thCultural civil war can be avoided by getting government out of marriage.
By John Fund

There is no question that the media, political, and cultural push for gay
marriage has made impressive gains. As recently as 1989, voters in
avant-garde San Francisco repealed a law that had established only domestic

But judging by the questions posed by Supreme Court justices this week in
oral arguments for two gay-marriage cases, most observers do not expect
sweeping rulings that would settle the issue and avoid protracted political
combat. A total of 41 states currently do not allow gay marriage, and most of
those laws are likely to remain in place for some time. Even should the Court
declare unconstitutional the Defense of Marriage Act, which defines marriage
as between a man and a woman for federal purposes, we can expect many pitched
battles in Congress. The word “spouse” appears in federal laws and
regulations a total of 1,138 times, and many of those references would have
to be untangled by Congress absent DOMA.


No wonder Wisconsin’s GOP governor Scott Walker sees public desire for a
Third Way. On Meet the Press this month he remarked on how many young people
have asked him why the debate is over whether the definition of marriage
should be expanded. They think the question is rather “why the government
is sanctioning it in the first place.” The alterative would be to “not
have the government sanction marriage period, and leave that up to the
churches and the synagogues and others to define that.”

Governor Walker made clear these thoughts weren’t “anything I’m
advocating for,” but he gave voice to many people who don’t think the
gay-marriage debate should tear the country apart in a battle over who
controls the culture and wins the government’s seal of approval.
Gay-marriage proponents argue that their struggle is the civil-rights issue
of our time, although many gays privately question that idea. Opponents who
bear no animus toward gays lament that ancient traditions are being swept
aside before the evidence is in on how gay marriage would affect the culture.

Both sides operate from the shaky premise that government must be the arbiter
of this dispute. Columnist Andrew Sullivan, a crusader for gay marriage, has
written that “marriage is a formal, public institution that only the
government can grant.” But that’s not so. Marriage predates government.
Marriage scholar Lawrence Stone has noted that in the Middle Ages it was
“treated as a private contract between two families . . . For those without
property, it was a private contract between two individuals enforced by the
community sense of what was right.” Indeed, marriage wasn’t even
regulated by law in Britain until the Marriage Acts of 1754 and 1835.
Common-law unions in early America were long recognized before each state
imposed a one-size-fits-all set of marriage laws.

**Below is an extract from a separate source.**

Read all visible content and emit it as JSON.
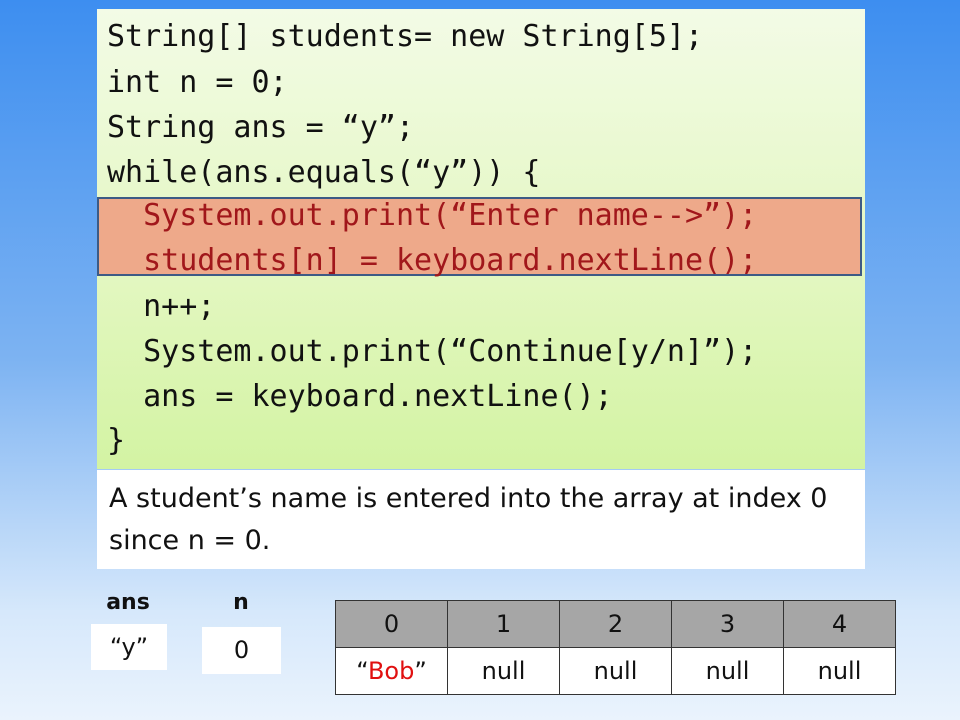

The Founding Fathers avoided creating government-approved religions so as to
avoid Europe’s history of church-based wars. Depoliticizing religion has
mostly proven to be a good template for defusing conflict by keeping it
largely in the private sphere.

Turning marriage into fundamentally a private right wouldn’t be an easy
task. Courts and government would still be called on to recognize and enforce
contracts that a couple would enter into, and clearly some contracts — such
as in a slave-master relationship — would be invalid. But instead of
fighting over which marriages gain its approval, government would end the
business of making distinctions for the purpose of social engineering based
on whether someone was married. A flatter tax code would go a long way toward
ending marriage penalties or bonuses. We would need a more sensible system of
legal immigration so that fewer people would enter the country solely on the
basis of spousal rights.

The current debate pits those demanding “marriage equality” against
supporters of “traditional marriage.” But many Americans believe it would
be better if we left matters to individuals and religious bodies. The
cherished principle of separating church and state should be extended as much
as possible into separating marriage and state. Ron Paul won many cheers
during his 2012 presidential campaign when he declared, “I’d like to see
all governments out of the marriage question. I don’t think it’s a state
decision. I think it’s a religious function. I am supportive of all
voluntary associations and people can call it whatever they want.”

Supporters of traditional marriage know the political winds are blowing
against them. A new Fox News poll finds 49 percent of voters favoring gay
marriage, up from just 32 percent a decade ago. And among self-described
conservatives under 35, Fox found support for gay marriage is now at 44
percent. Even if the Supreme Court leaves the battle for gay marriage to
trench warfare in the states, the balance of power is shifting. Rush
Limbaugh, a powerful social conservative, told his listeners this week: “I
don’t care what this court does with this particular ruling. . . . I think
the inertia is clearly moving in the direction that there is going to be gay
marriage at some point nationwide.”

But a majority of Americans still believe the issue of gay marriage should be
settled by the states and not with Roe v. Wade–style central planning. It
might still be possible to assemble a coalition of people who want to avoid a
civil war over the culture and who favor getting government out of the
business of marriage.

— John Fund is national-affairs columnist for NRO.